SCOTUS Says State Judges and Court Clerks Can’t Be Sued To Block Enforcement of the Texas Abortion Ban

The Supreme Court today held that Texas judges and court clerks cannot be sued to block enforcement of a state law that prohibits abortion after fetal cardiac activity can be detected. But it said the plaintiffs challenging S.B. 8, which took effect on September 1, can proceed with claims against state medical regulators.

Justice Sotomayor’s Flawed History To Promote The Myth of Judicial Supremacy

The United States did not fight a Civil War over the theory of judicial supremacy. But judicial supremacy was a contributor to the Civil War. Of course, I speak of Dred Scott v. Sandford. Chief Justice Taney recognized a new constitutional right based on substantive due process in order to resolve a controversial social debate by placing it beyond the power of the elected branches. Sound familiar? In Casey, Justice Scalia directly equated Roe and Dred Scott.

SCOTUS Rules Extreme Texas Abortion Ban Will Remain in Effect, Though Abortion Providers Can Sue

Today, in what could at best be considered a mixed ruling for abortion rights, the Supreme Court decided that abortion providers may sue some state officials in federal court over an extreme Texas abortion law. But in a huge blow, the court will also allow the law to remain in effect while the case moves forward.

The Most Blistering Lines from Sotomayor’s Extraordinary Dissent in Today’s Abortion Ruling

In an especially gripping section of the 13-page opinion, Sotomayor wrote that Texas’ brazen challenge to federal law “echoes the philosophy of John C. Calhoun, a virulent defender of the slaveholding South who insisted that States had the right to ‘veto’ or ‘nullify’ any federal law with which they disagreed.”

“The Nation fought a Civil War over that proposition,” she argued. “But Calhoun’s theories were not extinguished.”

… moving on to readings other than news…

Carl Jung on How to Liveyou make the road by walking…1
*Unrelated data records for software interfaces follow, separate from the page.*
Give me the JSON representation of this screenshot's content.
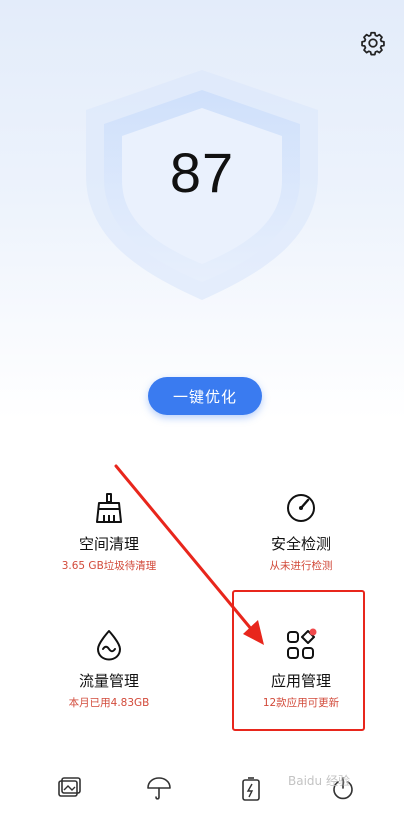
{
  "header": {
    "settings_icon": "gear-icon"
  },
  "score": {
    "value": "87",
    "shield_icon": "shield-icon"
  },
  "optimize_button": {
    "label": "一键优化"
  },
  "tiles": [
    {
      "title": "空间清理",
      "subtitle": "3.65 GB垃圾待清理",
      "icon": "broom-icon"
    },
    {
      "title": "安全检测",
      "subtitle": "从未进行检测",
      "icon": "gauge-icon"
    },
    {
      "title": "流量管理",
      "subtitle": "本月已用4.83GB",
      "icon": "droplet-icon"
    },
    {
      "title": "应用管理",
      "subtitle": "12款应用可更新",
      "icon": "apps-grid-icon"
    }
  ],
  "bottom_bar": {
    "items": [
      {
        "icon": "image-icon",
        "label": ""
      },
      {
        "icon": "umbrella-icon",
        "label": ""
      },
      {
        "icon": "battery-icon",
        "label": ""
      },
      {
        "icon": "power-icon",
        "label": ""
      }
    ]
  },
  "annotations": {
    "highlight_color": "#e8261c"
  },
  "watermark": {
    "text": "Baidu 经验"
  },
  "colors": {
    "accent": "#3a7bf0",
    "subtitle_red": "#d24a3a"
  }
}
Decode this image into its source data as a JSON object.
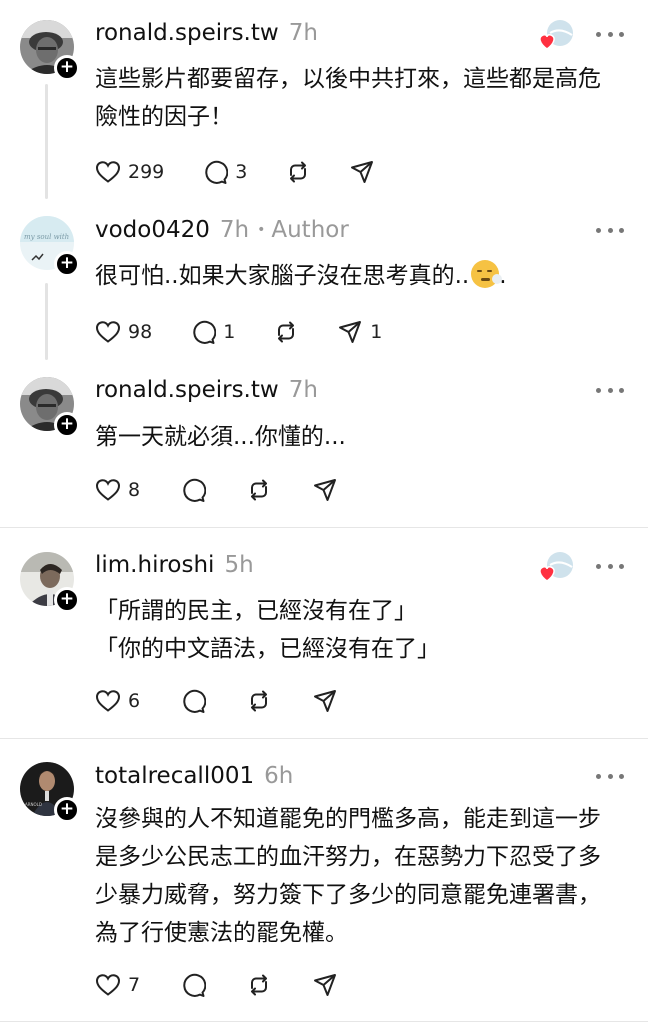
{
  "posts": [
    {
      "username": "ronald.speirs.tw",
      "time": "7h",
      "text": "這些影片都要留存，以後中共打來，這些都是高危\n險性的因子！",
      "likes": "299",
      "replies": "3",
      "reposts": "",
      "shares": "",
      "liked_indicator": true
    },
    {
      "username": "vodo0420",
      "time": "7h",
      "author_label": "Author",
      "text": "很可怕..如果大家腦子沒在思考真的..",
      "text_suffix": ".",
      "emoji": "face-exhaling-emoji",
      "likes": "98",
      "replies": "1",
      "reposts": "",
      "shares": "1"
    },
    {
      "username": "ronald.speirs.tw",
      "time": "7h",
      "text": "第一天就必須...你懂的...",
      "likes": "8",
      "replies": "",
      "reposts": "",
      "shares": ""
    },
    {
      "username": "lim.hiroshi",
      "time": "5h",
      "text": "「所謂的民主，已經沒有在了」\n「你的中文語法，已經沒有在了」",
      "likes": "6",
      "replies": "",
      "reposts": "",
      "shares": "",
      "liked_indicator": true
    },
    {
      "username": "totalrecall001",
      "time": "6h",
      "text": "沒參與的人不知道罷免的門檻多高，能走到這一步\n是多少公民志工的血汗努力，在惡勢力下忍受了多\n少暴力威脅，努力簽下了多少的同意罷免連署書，\n為了行使憲法的罷免權。",
      "likes": "7",
      "replies": "",
      "reposts": "",
      "shares": ""
    }
  ],
  "colors": {
    "text": "#111111",
    "muted": "#999999",
    "like_heart": "#ff3040",
    "divider": "#e6e6e6"
  },
  "icons": [
    "heart-icon",
    "comment-icon",
    "repost-icon",
    "share-icon",
    "more-icon",
    "follow-plus-icon"
  ]
}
Your questions are unanswerable because you want to know how one ought to live. One lives as one can. There is no single, definite way for the individual which is prescribed for him or would be the proper one. If that’s what you want you had best join the Catholic Church, where they tell you what’s what. Moreover this way fits in with the average way of mankind in general. But if you want to go your individual way, it is the way you make for yourself, which is never prescribed, which you do not know in advance, and which simply comes into being of itself when you put one foot in front of the other.2


  1. Antonio Machado [return]
  2. Carl Jung, Selected Letters of C.G. Jung, 1909-1961, via Brain Pickings, Maria Popova [return]

Beginning the day…

229.0 lbs

… continuing to wake up between 2 and 3 AM, then fitful sleep until 4 AM, then up and get the day started…

… H’s doctor appointment went well, professional confirmation that they have nothing to worry about…

… watched 12 Dates of Christmas last night… pretty much the same concept as Groundhog Day, except it’s Christmas and the woman is the not very nice person who needs to learn a thing or two…

… HCR this morning is all about a Supreme Court decision handed down yesterday on Texas S. B. 8… it denied, for the most part, federal power to bring lawsuits against state-court judges and clerks… HCR makes the case that this will set federal efforts to protect civil rights back… she warns that the implications are ominous… an article in the National Review makes the case that it was a proper decision… an article in Reason Magazine, while being more neutral in it’s reporting, is in line with the National Review article… articles in Mother Jones are supportive of the dessent of Justice Sotomayor… in general, the ruling is viewed as a narrow win for right-to-an-abortion advocates, but too narrow to provide any good prospect of relief… we apparently still await a private individual to come forward and lodge a lawsuit under the S. B. 8 to get to a case that could determine the law’s constitutionality or lack thereof…

… it is ten days till we set out for Florida and Christmas with M…

… i am feeling like i have finally assembled a set of news sources that give me a balanced view of major news stories…